▶ [What to produce]:
Exactly as shown below, retype every line of the data.

▶ [Entries supplied]:
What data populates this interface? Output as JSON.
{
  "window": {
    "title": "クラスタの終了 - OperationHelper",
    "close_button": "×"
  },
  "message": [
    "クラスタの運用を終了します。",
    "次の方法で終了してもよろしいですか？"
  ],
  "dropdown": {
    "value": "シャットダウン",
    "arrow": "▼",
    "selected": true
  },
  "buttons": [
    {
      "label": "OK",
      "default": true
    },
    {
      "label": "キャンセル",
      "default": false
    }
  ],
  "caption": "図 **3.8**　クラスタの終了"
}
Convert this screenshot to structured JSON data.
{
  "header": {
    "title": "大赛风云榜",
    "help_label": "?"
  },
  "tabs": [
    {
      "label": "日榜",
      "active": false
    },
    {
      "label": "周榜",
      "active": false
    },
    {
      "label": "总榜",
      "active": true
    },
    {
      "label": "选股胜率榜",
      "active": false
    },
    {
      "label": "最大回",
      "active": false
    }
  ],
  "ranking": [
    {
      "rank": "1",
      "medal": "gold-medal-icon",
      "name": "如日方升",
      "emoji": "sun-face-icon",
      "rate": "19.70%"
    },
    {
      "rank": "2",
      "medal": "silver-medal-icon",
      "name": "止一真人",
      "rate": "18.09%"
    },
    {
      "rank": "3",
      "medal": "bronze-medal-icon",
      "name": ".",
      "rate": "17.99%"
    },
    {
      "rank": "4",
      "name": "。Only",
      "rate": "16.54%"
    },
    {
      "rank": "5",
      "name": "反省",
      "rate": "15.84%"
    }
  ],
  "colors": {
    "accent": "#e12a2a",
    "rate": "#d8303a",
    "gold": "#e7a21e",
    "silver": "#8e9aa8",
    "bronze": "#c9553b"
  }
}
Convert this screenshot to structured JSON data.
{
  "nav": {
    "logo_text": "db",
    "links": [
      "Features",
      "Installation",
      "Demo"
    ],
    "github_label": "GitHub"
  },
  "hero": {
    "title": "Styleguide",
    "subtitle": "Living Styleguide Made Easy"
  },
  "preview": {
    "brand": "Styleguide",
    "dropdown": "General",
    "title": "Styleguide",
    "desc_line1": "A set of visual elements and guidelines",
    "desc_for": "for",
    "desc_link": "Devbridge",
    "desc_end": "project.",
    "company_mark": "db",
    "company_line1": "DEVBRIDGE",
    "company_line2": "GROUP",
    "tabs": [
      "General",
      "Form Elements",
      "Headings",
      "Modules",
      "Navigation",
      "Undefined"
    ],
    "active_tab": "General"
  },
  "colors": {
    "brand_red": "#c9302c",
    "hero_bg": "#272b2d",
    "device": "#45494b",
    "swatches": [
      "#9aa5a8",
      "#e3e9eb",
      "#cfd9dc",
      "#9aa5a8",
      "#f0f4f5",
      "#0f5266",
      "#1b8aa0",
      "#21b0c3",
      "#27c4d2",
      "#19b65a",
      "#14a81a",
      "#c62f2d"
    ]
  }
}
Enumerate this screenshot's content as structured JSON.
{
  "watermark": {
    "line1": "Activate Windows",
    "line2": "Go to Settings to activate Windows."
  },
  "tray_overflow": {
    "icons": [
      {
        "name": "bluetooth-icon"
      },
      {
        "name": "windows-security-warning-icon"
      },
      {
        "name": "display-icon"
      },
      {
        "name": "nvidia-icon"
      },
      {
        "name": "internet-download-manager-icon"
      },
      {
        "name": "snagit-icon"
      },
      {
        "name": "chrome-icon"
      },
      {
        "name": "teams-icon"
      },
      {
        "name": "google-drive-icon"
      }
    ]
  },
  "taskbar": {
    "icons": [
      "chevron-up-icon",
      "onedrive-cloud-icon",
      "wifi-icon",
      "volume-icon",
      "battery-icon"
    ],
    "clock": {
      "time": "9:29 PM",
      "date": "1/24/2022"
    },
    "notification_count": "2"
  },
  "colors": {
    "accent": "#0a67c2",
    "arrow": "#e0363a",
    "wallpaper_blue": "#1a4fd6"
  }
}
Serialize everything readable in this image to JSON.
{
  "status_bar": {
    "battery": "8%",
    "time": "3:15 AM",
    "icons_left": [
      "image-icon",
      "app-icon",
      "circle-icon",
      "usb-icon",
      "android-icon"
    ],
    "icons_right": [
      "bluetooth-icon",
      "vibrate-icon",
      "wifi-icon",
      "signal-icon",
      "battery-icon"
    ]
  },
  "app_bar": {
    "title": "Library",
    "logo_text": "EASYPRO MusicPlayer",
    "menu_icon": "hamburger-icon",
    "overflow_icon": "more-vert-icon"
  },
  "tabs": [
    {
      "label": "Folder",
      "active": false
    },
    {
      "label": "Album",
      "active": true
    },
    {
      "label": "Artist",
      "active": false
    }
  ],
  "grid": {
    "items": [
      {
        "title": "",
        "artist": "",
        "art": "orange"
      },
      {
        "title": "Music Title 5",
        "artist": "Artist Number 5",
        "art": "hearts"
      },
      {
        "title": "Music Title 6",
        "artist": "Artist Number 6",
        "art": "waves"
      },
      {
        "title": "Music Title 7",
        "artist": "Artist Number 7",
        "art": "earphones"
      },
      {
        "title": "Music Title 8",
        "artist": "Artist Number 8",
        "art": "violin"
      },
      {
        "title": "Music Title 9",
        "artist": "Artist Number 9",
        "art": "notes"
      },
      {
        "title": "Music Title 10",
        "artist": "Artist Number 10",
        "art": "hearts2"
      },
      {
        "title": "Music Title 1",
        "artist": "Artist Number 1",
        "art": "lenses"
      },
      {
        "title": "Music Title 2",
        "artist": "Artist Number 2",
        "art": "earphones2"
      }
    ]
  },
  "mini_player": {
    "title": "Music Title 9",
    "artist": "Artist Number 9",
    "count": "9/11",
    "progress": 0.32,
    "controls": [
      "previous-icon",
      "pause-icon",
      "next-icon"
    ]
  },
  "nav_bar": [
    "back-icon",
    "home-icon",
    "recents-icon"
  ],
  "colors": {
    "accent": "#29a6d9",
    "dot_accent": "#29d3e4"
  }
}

▶ [Task output]:
What data populates this interface? Output as JSON.
{
  "window": {
    "title": "クラスタの終了 - OperationHelper",
    "close_button": "×"
  },
  "message": [
    "クラスタの運用を終了します。",
    "次の方法で終了してもよろしいですか？"
  ],
  "dropdown": {
    "value": "シャットダウン",
    "arrow": "▼",
    "selected": true
  },
  "buttons": [
    {
      "label": "OK",
      "default": true
    },
    {
      "label": "キャンセル",
      "default": false
    }
  ],
  "caption": "図 **3.8**　クラスタの終了"
}
Convert this screenshot to structured JSON data.
{
  "header": {
    "title": "大赛风云榜",
    "help_label": "?"
  },
  "tabs": [
    {
      "label": "日榜",
      "active": false
    },
    {
      "label": "周榜",
      "active": false
    },
    {
      "label": "总榜",
      "active": true
    },
    {
      "label": "选股胜率榜",
      "active": false
    },
    {
      "label": "最大回",
      "active": false
    }
  ],
  "ranking": [
    {
      "rank": "1",
      "medal": "gold-medal-icon",
      "name": "如日方升",
      "emoji": "sun-face-icon",
      "rate": "19.70%"
    },
    {
      "rank": "2",
      "medal": "silver-medal-icon",
      "name": "止一真人",
      "rate": "18.09%"
    },
    {
      "rank": "3",
      "medal": "bronze-medal-icon",
      "name": ".",
      "rate": "17.99%"
    },
    {
      "rank": "4",
      "name": "。Only",
      "rate": "16.54%"
    },
    {
      "rank": "5",
      "name": "反省",
      "rate": "15.84%"
    }
  ],
  "colors": {
    "accent": "#e12a2a",
    "rate": "#d8303a",
    "gold": "#e7a21e",
    "silver": "#8e9aa8",
    "bronze": "#c9553b"
  }
}
Convert this screenshot to structured JSON data.
{
  "nav": {
    "logo_text": "db",
    "links": [
      "Features",
      "Installation",
      "Demo"
    ],
    "github_label": "GitHub"
  },
  "hero": {
    "title": "Styleguide",
    "subtitle": "Living Styleguide Made Easy"
  },
  "preview": {
    "brand": "Styleguide",
    "dropdown": "General",
    "title": "Styleguide",
    "desc_line1": "A set of visual elements and guidelines",
    "desc_for": "for",
    "desc_link": "Devbridge",
    "desc_end": "project.",
    "company_mark": "db",
    "company_line1": "DEVBRIDGE",
    "company_line2": "GROUP",
    "tabs": [
      "General",
      "Form Elements",
      "Headings",
      "Modules",
      "Navigation",
      "Undefined"
    ],
    "active_tab": "General"
  },
  "colors": {
    "brand_red": "#c9302c",
    "hero_bg": "#272b2d",
    "device": "#45494b",
    "swatches": [
      "#9aa5a8",
      "#e3e9eb",
      "#cfd9dc",
      "#9aa5a8",
      "#f0f4f5",
      "#0f5266",
      "#1b8aa0",
      "#21b0c3",
      "#27c4d2",
      "#19b65a",
      "#14a81a",
      "#c62f2d"
    ]
  }
}
Enumerate this screenshot's content as structured JSON.
{
  "watermark": {
    "line1": "Activate Windows",
    "line2": "Go to Settings to activate Windows."
  },
  "tray_overflow": {
    "icons": [
      {
        "name": "bluetooth-icon"
      },
      {
        "name": "windows-security-warning-icon"
      },
      {
        "name": "display-icon"
      },
      {
        "name": "nvidia-icon"
      },
      {
        "name": "internet-download-manager-icon"
      },
      {
        "name": "snagit-icon"
      },
      {
        "name": "chrome-icon"
      },
      {
        "name": "teams-icon"
      },
      {
        "name": "google-drive-icon"
      }
    ]
  },
  "taskbar": {
    "icons": [
      "chevron-up-icon",
      "onedrive-cloud-icon",
      "wifi-icon",
      "volume-icon",
      "battery-icon"
    ],
    "clock": {
      "time": "9:29 PM",
      "date": "1/24/2022"
    },
    "notification_count": "2"
  },
  "colors": {
    "accent": "#0a67c2",
    "arrow": "#e0363a",
    "wallpaper_blue": "#1a4fd6"
  }
}
Serialize everything readable in this image to JSON.
{
  "status_bar": {
    "battery": "8%",
    "time": "3:15 AM",
    "icons_left": [
      "image-icon",
      "app-icon",
      "circle-icon",
      "usb-icon",
      "android-icon"
    ],
    "icons_right": [
      "bluetooth-icon",
      "vibrate-icon",
      "wifi-icon",
      "signal-icon",
      "battery-icon"
    ]
  },
  "app_bar": {
    "title": "Library",
    "logo_text": "EASYPRO MusicPlayer",
    "menu_icon": "hamburger-icon",
    "overflow_icon": "more-vert-icon"
  },
  "tabs": [
    {
      "label": "Folder",
      "active": false
    },
    {
      "label": "Album",
      "active": true
    },
    {
      "label": "Artist",
      "active": false
    }
  ],
  "grid": {
    "items": [
      {
        "title": "",
        "artist": "",
        "art": "orange"
      },
      {
        "title": "Music Title 5",
        "artist": "Artist Number 5",
        "art": "hearts"
      },
      {
        "title": "Music Title 6",
        "artist": "Artist Number 6",
        "art": "waves"
      },
      {
        "title": "Music Title 7",
        "artist": "Artist Number 7",
        "art": "earphones"
      },
      {
        "title": "Music Title 8",
        "artist": "Artist Number 8",
        "art": "violin"
      },
      {
        "title": "Music Title 9",
        "artist": "Artist Number 9",
        "art": "notes"
      },
      {
        "title": "Music Title 10",
        "artist": "Artist Number 10",
        "art": "hearts2"
      },
      {
        "title": "Music Title 1",
        "artist": "Artist Number 1",
        "art": "lenses"
      },
      {
        "title": "Music Title 2",
        "artist": "Artist Number 2",
        "art": "earphones2"
      }
    ]
  },
  "mini_player": {
    "title": "Music Title 9",
    "artist": "Artist Number 9",
    "count": "9/11",
    "progress": 0.32,
    "controls": [
      "previous-icon",
      "pause-icon",
      "next-icon"
    ]
  },
  "nav_bar": [
    "back-icon",
    "home-icon",
    "recents-icon"
  ],
  "colors": {
    "accent": "#29a6d9",
    "dot_accent": "#29d3e4"
  }
}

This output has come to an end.